"gifted hands: the ben carson story," "the big picture" and his 2012 release "america the beautiful: rediscovering what made this nation great". >> dr. benjamin carson, who is the bender twins. >> guest: conjoined twins joined the the back of the head from west germany that we separated at johns hopkins in 1987. they were the first twins of that tight, very complex, to be separated and survive. >> host: and today? >> as far as they know they are still surviving but lost contact with them quite some time ago because sort of a sad story but the mother remarried few years later, the new husband did not take care of the men became wards of the state. >> host: how did you become involved in that surgery? >> guest: i became interested in conjoined twins out of the. , started reading a lot about the man was trying to figure out why the results were so dismal, 1987 -- we think of as ancient, those times, i concluded it was bleeding to death seemed to be the big problem and i was talking to a friend, bruce wright, chief of cardia thoracic surgery at the time, he had a lot of experience with-

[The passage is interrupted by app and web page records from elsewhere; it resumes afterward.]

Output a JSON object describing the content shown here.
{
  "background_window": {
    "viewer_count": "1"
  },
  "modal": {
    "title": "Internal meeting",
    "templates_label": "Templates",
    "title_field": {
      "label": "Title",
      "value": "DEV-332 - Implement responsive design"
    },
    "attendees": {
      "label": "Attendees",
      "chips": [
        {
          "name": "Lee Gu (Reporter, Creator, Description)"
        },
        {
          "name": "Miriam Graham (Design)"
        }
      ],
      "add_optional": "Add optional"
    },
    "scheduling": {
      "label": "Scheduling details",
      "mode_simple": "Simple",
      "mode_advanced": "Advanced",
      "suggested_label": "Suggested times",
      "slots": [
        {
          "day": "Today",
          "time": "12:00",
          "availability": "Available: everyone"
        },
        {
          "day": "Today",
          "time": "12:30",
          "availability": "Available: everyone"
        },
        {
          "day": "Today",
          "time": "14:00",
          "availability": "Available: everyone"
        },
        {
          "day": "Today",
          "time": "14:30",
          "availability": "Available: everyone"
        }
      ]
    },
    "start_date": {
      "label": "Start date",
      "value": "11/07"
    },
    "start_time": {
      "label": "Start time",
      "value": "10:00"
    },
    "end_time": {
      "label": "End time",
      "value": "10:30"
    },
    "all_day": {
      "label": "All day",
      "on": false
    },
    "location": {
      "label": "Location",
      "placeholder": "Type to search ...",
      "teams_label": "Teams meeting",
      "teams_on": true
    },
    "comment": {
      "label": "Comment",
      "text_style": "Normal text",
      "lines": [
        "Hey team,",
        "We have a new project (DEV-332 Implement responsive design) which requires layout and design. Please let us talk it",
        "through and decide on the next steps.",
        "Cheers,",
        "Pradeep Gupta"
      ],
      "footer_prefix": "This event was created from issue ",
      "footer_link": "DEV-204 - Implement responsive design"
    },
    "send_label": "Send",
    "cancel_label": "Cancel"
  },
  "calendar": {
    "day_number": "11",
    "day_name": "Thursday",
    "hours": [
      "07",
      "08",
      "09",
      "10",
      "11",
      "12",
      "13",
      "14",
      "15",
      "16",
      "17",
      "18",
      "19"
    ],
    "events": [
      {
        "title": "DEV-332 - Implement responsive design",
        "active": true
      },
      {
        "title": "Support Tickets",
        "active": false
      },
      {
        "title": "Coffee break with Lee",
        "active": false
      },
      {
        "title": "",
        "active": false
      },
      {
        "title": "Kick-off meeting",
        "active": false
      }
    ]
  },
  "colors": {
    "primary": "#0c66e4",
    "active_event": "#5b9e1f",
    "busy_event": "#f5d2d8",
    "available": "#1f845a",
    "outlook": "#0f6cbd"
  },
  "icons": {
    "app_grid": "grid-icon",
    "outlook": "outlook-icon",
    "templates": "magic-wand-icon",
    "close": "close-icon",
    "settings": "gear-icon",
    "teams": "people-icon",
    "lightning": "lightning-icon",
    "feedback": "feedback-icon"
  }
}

, and live with acceptable risk. came out in '08. and his newest book, america the beautiful, rediscovering what made the nation great in 2011. dr. carson, how do you get from gifted hands to america the beautiful where you begin that book by asking essentially a philosophical policy question whether or not we're still following the version of the founding fathers. >> guest: yes. that's a very good question. first of all never intended to be an author. but after the bender twin operation, a lot of people wanted know talk about the operation, and then they started want took hear -- wanting to hear about my background, and people were flabbergasted, and it was interesting how it worked out. everybody gets their 15 minutes of fame. well, my first 15 minutes had to do with an operation that they remove half the brain, and my second 15 minutes had to do with operating on babies still in the mother's womb. and then i said to my wife, if there's a third 15 minutes, our lives would probably change because the media isn't stupid. and they'll say, wait a minute. isn't that the same guy -- and then th
cutting-edge research all across america. c-span: i assume you were there in the room to what happened to the $5 million? 's go it went accelerate some very exciting science that otherwise would have taken a lot longer. we talked about cancer. our ability for 20 different cancer types exactly what is the genetic mutation that causes those cancers were greatly accelerated a part of that $5 billion. our ability right now to say that within the next few years we may have the faxing that works for all so you don't have to get your shot every year and you will get your shot and you are covered that was greatly accelerated by those dollars and hundreds of other projects which otherwise would have taken a long time to go forward. they were stimulated by the recovery act. it came at a great time because from 2003 until 2008, the budget for medical research at nih was essentially flat which means if it insulation was eroding its a the ability to chase after visionary ideas was being gradually diminished. this happened to a great pent-up opportunity to do visionary science and it happened. c-spa
Search Results 0 to 5 of about 6